A small hand reaches up, searching for a warm grasp, only to be jerked down the street. Old city is flat and long, stretching along the water. The buildings are cursed with age, hence the name, yet people gather there.
They shove and spit. They sing and laugh. But it alone, witnesses this child cry tears so heavy that she wades in her own sadness through the amassing crowds. Her slanted eyes glance at her father’s grip pleadingly. Across Market, down 4th. She wants to wriggle but that will cause a foreseeable rage with even more dire consequences than the paper stamped with the failing grade she clutches in her free hand. Her mother and sister, a spitting image of one another, obediently float behind them in silence. They are sheepishly pale but aware. Down 3rd. The mother doesn’t speak, but the little girl’s accent is thick as she audibly starts to cry for her father to let go. Wide eyes whisper for her to stop. Down 2nd. The city tenses, desiring to drown her in the river so her tears will wash away. It rumbles the subway devoid of trains. It flickers a lamp on the corner in the daytime in protest. It even ignites a cable no longer used by trolleys that’s hanging across the intersection. No one notices the city’s or the girl’s distress. They stop under the light. Somewhere a bus driver stops for an elderly woman as she hobbles to the bus stop late; a man robs a Wells Fargo at gun point; the theater packs in an audience thirsty for entertainment; but here, here a portly and distempered man, red with freckles that extend to his bald head and over his sharp nose, here this man, in a sweaty sports T-shirt, pulls a rope from his back pocket and efficiently begins to tie the weeping child to the base of the lamppost. She cries louder, and through raspy whimpers, manages to say, “I’m sorry.” No one notices. Infuriated, the city darkens the unusually bright sky for mid-Fall, and whips the wind into the man. Unappeased, he continues his work, stapling the test to her front ropes. “You will not bring another 66 into my house. Stop with all that crying,” he says. He steps back, surveying what he has done, then steels a watchful eye over the other two in the background. The city quakes.
The girl disappears into her own grief at public shame. She is the pig at slaughter. She is the geisha. She is the nigger and a slave. Diminishing into a place far from herself, her little body shakes with sobs. This place is somewhere between the hiss of a brand and the signing sting of seared flesh. It is hot and magenta. It burns with unrequited love, trying desperately to soothe the girl. She feels like she is everyone and
everyone is staring. But here is the only place no one is.

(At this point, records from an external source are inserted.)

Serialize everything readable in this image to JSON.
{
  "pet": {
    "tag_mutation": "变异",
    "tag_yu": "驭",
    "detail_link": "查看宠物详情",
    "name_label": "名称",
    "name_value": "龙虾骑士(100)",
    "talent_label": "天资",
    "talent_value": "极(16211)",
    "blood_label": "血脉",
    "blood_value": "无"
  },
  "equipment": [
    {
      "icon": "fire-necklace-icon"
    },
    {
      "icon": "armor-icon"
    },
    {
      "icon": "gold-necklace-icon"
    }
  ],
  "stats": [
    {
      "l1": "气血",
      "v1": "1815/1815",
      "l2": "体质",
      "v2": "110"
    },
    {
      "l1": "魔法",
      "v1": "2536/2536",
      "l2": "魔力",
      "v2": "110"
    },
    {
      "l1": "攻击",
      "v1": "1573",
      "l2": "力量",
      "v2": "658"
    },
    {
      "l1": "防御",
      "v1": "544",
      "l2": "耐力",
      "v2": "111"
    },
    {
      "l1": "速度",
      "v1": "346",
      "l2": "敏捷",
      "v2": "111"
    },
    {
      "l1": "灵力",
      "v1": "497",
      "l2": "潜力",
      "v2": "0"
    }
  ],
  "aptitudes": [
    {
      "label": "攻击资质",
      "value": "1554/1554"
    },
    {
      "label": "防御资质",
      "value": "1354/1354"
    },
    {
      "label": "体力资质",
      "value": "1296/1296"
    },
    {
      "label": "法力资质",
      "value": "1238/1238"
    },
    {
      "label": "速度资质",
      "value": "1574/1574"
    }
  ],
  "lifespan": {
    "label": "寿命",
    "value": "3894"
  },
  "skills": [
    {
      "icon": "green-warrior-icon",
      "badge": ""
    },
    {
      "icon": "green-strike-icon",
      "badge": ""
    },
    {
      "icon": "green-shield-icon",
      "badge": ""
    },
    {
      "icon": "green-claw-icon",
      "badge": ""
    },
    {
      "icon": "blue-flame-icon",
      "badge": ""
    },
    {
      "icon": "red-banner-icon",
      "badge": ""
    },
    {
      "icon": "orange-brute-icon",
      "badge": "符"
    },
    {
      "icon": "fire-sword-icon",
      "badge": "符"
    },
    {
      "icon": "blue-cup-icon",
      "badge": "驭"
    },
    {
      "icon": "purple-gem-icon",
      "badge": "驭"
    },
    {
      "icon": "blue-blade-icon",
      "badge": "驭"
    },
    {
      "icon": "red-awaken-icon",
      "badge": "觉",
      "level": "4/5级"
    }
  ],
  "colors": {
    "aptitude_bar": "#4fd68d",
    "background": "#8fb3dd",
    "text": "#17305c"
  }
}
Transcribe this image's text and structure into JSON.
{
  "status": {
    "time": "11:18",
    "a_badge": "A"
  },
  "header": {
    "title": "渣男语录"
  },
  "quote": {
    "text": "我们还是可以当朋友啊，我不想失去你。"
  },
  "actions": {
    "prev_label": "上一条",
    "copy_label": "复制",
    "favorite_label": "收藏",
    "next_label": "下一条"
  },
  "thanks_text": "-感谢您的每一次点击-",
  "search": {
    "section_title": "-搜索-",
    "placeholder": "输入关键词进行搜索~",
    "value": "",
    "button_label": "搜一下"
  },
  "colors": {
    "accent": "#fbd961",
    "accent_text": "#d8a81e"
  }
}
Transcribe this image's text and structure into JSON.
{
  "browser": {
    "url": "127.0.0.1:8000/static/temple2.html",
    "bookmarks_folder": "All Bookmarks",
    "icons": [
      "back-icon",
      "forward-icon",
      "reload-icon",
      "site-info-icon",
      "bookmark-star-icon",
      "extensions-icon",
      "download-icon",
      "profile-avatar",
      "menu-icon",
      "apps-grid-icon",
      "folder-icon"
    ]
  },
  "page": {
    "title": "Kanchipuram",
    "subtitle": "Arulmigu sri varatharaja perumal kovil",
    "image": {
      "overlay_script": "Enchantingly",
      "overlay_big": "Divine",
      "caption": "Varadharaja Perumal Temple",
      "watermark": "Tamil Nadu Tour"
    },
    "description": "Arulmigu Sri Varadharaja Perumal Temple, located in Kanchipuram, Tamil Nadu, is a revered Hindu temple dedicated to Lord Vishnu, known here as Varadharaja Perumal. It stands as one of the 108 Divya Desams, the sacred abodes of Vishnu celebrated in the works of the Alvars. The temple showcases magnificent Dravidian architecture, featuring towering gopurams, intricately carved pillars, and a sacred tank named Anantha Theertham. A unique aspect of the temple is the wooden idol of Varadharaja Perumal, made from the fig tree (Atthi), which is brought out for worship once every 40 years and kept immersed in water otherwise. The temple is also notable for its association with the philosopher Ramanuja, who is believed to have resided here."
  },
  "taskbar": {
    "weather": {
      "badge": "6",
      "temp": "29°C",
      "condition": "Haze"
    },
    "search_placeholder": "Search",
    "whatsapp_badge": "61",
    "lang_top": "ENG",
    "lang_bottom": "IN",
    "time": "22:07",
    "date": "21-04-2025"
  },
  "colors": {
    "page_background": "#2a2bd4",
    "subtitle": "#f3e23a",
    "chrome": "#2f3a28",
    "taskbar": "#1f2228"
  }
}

The concrete, to which the crowd diligently ignored, breaks open at the command of the city, unable to suffer her suffering any longer. The hole lunges deep into the earth, yet shines with an inextinguishable light, and swallows the family whole.
No one notices.
The festival goes on giving out beer and ice cream, cleverly packaged in Chinese take-out boxes. A man, dark and lovely, sings in the middle of the street, rather loudly and out of key, about his longings for egusi, salted plantain, and the Nigerian sun. He bounces there, thinking about his home while being a homeless American before the guards shoo him away. Women walk the streets in packs to feel safer. Men roam the streets in packs to look dangerous. A painter sells weed alongside her works from college, wanting nothing more than to make it to Amsterdam before she dies. And, a poet walks to the stage, stifles a nervous butterfly in his stomach, brushes his dreadlocks to one side, and stares into the lighted audience, faces cavernous and bright, searching for the red-purple inferno to comfort his sorrowful story.